(Data records for software interfaces)
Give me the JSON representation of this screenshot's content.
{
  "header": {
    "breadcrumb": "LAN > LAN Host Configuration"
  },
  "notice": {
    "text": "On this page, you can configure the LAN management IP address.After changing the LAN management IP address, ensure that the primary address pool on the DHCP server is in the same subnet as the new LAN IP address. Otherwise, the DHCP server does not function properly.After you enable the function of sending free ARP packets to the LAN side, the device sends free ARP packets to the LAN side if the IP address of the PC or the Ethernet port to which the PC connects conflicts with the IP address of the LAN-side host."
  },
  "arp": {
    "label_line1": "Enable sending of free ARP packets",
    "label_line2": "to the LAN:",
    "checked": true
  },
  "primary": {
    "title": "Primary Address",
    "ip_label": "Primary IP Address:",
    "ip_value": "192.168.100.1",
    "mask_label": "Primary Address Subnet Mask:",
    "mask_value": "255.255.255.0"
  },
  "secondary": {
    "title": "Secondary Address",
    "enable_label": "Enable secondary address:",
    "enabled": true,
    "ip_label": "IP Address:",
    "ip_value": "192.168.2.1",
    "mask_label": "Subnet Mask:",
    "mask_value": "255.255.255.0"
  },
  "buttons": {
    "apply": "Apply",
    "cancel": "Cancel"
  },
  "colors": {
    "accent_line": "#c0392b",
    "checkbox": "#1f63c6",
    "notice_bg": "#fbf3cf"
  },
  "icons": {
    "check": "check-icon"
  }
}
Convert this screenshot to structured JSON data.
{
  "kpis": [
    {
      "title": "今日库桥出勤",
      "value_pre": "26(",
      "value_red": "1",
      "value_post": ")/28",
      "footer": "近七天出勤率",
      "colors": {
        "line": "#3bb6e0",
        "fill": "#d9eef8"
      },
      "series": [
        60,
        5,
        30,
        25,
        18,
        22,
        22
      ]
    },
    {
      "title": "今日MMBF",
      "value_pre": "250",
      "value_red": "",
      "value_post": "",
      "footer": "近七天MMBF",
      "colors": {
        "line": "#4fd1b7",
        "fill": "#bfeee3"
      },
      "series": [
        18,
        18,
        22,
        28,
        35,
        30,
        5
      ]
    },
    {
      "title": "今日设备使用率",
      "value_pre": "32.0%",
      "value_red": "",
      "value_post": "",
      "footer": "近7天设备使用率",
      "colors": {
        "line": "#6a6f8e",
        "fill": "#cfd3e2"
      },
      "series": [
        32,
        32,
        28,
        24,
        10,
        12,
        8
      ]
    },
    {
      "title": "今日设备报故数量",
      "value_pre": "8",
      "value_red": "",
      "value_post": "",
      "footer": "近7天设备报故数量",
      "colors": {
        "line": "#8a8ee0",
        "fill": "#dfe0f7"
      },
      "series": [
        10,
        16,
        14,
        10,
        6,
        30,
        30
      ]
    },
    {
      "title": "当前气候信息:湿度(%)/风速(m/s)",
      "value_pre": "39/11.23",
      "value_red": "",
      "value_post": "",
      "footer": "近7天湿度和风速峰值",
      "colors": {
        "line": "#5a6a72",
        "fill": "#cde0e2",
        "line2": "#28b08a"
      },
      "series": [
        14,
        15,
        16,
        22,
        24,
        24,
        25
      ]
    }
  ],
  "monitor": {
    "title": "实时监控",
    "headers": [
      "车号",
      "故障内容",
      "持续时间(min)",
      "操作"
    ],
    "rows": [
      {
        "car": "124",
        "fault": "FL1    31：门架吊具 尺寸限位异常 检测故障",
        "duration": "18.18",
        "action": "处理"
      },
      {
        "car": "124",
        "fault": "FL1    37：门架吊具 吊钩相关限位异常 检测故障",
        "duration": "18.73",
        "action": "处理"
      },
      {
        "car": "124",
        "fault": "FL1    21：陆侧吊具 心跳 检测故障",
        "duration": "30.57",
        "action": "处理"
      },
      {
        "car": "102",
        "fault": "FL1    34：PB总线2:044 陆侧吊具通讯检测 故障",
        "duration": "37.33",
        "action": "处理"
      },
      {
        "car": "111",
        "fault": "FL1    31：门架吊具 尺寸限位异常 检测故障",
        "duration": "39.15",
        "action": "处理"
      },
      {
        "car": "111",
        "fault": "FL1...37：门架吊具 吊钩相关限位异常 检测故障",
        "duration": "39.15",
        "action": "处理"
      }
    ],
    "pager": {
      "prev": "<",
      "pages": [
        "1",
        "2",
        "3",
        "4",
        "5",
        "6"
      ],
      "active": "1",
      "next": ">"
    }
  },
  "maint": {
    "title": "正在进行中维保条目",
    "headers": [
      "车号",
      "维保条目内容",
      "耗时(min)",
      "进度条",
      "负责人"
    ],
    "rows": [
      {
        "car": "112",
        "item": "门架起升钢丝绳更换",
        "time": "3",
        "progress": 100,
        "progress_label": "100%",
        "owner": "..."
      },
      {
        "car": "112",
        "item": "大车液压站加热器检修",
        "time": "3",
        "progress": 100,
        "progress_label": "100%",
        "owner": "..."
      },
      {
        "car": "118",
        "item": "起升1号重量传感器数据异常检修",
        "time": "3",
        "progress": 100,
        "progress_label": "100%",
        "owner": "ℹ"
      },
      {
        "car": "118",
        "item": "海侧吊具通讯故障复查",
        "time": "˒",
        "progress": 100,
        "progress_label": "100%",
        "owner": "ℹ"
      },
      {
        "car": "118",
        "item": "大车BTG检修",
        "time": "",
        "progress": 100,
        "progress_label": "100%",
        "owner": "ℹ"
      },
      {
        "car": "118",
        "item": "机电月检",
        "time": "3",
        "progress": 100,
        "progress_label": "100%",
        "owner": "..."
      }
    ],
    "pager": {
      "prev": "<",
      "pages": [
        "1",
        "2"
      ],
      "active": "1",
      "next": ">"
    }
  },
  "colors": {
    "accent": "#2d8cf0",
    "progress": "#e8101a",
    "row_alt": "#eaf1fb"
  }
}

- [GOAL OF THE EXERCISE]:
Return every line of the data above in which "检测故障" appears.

- [EXERCISE RESPONSE]:
        "fault": "FL1    31：门架吊具 尺寸限位异常 检测故障",
        "fault": "FL1    37：门架吊具 吊钩相关限位异常 检测故障",
        "fault": "FL1    21：陆侧吊具 心跳 检测故障",
        "fault": "FL1    31：门架吊具 尺寸限位异常 检测故障",
        "fault": "FL1...37：门架吊具 吊钩相关限位异常 检测故障",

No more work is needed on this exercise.